*Work required*. Lines that include the string "main" are the ones to copy from the entries below.
************
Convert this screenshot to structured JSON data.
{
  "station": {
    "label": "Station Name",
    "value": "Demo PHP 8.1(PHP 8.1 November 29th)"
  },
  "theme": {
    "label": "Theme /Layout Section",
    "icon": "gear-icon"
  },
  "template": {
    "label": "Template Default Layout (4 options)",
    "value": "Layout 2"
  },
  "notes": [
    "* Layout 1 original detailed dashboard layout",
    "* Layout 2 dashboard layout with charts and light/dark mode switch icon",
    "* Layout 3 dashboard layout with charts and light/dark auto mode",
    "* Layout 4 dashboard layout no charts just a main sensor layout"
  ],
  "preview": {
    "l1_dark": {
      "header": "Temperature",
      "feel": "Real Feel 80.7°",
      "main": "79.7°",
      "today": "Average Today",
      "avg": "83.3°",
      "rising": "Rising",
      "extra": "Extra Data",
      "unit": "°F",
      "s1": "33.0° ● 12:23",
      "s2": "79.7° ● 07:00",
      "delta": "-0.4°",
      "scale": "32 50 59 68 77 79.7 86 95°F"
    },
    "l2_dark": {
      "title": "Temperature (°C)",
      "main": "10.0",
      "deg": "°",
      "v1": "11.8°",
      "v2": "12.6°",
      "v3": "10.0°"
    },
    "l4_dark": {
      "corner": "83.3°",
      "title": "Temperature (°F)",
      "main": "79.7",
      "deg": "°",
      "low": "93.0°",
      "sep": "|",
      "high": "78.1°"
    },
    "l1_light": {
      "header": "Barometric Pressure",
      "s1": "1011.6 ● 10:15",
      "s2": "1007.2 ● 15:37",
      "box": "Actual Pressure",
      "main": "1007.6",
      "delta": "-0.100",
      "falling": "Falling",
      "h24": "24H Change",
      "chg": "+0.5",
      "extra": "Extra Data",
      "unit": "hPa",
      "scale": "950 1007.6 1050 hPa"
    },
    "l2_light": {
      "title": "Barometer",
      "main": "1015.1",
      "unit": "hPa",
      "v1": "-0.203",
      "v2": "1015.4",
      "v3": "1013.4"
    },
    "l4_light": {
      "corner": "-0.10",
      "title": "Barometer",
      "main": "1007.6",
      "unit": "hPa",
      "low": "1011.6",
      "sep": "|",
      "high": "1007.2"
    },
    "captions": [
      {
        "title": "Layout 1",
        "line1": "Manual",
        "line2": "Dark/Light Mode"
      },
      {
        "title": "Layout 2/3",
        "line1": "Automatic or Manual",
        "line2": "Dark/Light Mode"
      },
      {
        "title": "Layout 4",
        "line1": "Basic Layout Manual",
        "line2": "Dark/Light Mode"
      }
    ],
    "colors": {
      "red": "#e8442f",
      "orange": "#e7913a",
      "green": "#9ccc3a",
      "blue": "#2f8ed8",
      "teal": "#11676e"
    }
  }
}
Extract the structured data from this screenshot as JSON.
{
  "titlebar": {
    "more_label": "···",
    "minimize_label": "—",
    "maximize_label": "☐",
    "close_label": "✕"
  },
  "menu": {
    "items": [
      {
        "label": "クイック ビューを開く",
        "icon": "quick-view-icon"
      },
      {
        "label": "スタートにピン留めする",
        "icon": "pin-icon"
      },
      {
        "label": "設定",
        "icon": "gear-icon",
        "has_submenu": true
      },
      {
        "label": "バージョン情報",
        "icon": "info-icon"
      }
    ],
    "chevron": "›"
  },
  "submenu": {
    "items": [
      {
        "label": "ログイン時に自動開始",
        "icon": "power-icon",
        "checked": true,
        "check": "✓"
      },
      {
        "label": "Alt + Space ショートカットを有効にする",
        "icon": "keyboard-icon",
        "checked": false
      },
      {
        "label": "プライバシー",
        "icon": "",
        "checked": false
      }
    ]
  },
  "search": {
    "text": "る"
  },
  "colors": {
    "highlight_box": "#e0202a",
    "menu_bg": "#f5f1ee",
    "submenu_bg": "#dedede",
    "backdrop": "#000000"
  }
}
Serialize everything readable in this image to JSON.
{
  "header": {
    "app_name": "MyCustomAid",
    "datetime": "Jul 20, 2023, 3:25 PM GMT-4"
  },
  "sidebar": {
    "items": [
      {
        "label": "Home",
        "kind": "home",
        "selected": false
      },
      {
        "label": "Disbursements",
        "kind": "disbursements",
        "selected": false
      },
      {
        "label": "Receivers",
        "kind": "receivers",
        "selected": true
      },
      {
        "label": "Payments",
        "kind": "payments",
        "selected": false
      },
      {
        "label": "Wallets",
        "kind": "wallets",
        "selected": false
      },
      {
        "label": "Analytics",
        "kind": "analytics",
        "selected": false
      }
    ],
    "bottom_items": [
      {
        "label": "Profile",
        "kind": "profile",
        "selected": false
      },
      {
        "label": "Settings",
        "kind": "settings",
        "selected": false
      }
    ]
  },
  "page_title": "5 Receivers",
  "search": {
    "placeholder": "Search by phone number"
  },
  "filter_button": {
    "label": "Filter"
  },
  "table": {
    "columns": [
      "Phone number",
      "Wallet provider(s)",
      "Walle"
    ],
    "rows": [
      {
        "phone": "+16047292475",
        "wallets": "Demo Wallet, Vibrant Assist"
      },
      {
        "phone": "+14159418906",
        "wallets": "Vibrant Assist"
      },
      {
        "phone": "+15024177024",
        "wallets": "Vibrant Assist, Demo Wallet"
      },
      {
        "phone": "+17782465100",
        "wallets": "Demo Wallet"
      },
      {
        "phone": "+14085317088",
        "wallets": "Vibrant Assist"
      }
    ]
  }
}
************
*Problem solution*.
    "* Layout 4 dashboard layout no charts just a main sensor layout"
      "main": "79.7°",
      "main": "10.0",
      "main": "79.7",
      "main": "1007.6",
      "main": "1015.1",
      "main": "1007.6",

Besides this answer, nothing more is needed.